Exercise objective: Down to the last line, reproduce the data below exactly.

(Beginning of Information)

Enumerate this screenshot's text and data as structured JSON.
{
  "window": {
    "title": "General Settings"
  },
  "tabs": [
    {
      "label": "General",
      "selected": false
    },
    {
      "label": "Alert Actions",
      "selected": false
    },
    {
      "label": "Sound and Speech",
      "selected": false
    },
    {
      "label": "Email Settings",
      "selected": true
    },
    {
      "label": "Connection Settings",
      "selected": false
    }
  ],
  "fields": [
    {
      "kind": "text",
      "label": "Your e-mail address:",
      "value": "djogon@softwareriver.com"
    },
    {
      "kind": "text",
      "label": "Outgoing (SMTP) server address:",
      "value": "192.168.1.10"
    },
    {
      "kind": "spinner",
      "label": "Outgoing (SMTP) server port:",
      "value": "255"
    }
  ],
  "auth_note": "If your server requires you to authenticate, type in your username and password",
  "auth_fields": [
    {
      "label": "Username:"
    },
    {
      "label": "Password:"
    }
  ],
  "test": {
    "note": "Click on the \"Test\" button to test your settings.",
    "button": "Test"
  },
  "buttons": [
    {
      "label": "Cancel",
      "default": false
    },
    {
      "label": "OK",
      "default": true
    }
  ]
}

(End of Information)

Response to this task:
Enumerate this screenshot's text and data as structured JSON.
{
  "window": {
    "title": "General Settings"
  },
  "tabs": [
    {
      "label": "General",
      "selected": false
    },
    {
      "label": "Alert Actions",
      "selected": false
    },
    {
      "label": "Sound and Speech",
      "selected": false
    },
    {
      "label": "Email Settings",
      "selected": true
    },
    {
      "label": "Connection Settings",
      "selected": false
    }
  ],
  "fields": [
    {
      "kind": "text",
      "label": "Your e-mail address:",
      "value": "djogon@softwareriver.com"
    },
    {
      "kind": "text",
      "label": "Outgoing (SMTP) server address:",
      "value": "192.168.1.10"
    },
    {
      "kind": "spinner",
      "label": "Outgoing (SMTP) server port:",
      "value": "255"
    }
  ],
  "auth_note": "If your server requires you to authenticate, type in your username and password",
  "auth_fields": [
    {
      "label": "Username:"
    },
    {
      "label": "Password:"
    }
  ],
  "test": {
    "note": "Click on the \"Test\" button to test your settings.",
    "button": "Test"
  },
  "buttons": [
    {
      "label": "Cancel",
      "default": false
    },
    {
      "label": "OK",
      "default": true
    }
  ]
}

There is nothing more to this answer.